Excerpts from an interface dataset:
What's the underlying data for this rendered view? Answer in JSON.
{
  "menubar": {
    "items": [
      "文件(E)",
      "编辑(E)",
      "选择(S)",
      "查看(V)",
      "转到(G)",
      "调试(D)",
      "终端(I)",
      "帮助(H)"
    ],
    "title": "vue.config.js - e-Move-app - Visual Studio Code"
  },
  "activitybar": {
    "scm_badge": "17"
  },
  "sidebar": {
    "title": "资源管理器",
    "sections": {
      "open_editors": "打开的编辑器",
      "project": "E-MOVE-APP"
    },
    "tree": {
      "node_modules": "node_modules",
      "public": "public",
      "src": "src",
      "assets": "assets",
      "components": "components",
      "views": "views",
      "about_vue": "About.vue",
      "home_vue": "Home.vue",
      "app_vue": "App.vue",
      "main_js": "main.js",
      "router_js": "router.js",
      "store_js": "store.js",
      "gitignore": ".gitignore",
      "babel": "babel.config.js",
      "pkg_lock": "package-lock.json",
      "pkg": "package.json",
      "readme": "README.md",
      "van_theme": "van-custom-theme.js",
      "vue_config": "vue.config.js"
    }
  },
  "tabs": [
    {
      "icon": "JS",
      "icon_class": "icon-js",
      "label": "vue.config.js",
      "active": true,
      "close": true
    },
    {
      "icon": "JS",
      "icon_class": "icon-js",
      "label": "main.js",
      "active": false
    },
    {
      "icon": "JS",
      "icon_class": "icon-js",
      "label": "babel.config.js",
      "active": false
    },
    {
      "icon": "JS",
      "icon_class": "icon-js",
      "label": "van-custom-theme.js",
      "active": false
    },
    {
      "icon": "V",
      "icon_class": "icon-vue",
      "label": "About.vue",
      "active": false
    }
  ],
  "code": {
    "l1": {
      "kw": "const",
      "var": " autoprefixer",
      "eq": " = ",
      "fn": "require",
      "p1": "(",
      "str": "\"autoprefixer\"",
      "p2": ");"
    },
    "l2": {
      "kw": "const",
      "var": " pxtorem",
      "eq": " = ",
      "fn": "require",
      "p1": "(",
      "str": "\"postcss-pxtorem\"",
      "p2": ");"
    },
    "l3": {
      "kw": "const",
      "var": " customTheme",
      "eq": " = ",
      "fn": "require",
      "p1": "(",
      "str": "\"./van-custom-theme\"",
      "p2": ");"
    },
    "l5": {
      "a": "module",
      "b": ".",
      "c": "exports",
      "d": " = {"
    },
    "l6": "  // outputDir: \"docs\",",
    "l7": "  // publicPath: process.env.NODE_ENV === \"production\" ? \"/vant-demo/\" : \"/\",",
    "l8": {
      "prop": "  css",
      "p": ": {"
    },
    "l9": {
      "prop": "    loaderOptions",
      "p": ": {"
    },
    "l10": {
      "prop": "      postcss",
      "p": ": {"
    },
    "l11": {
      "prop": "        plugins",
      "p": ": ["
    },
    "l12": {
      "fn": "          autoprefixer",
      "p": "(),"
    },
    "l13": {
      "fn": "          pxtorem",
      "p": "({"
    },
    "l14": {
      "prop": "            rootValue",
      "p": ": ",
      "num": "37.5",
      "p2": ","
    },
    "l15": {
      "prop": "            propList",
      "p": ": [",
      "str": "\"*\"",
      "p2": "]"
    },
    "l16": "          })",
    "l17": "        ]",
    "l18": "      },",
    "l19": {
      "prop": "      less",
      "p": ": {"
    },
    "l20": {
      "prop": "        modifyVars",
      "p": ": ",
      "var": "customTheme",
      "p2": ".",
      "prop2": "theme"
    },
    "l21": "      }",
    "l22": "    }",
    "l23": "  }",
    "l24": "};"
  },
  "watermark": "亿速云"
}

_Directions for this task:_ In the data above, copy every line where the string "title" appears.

_Written response:_
    "title": "vue.config.js - e-Move-app - Visual Studio Code"
    "title": "资源管理器",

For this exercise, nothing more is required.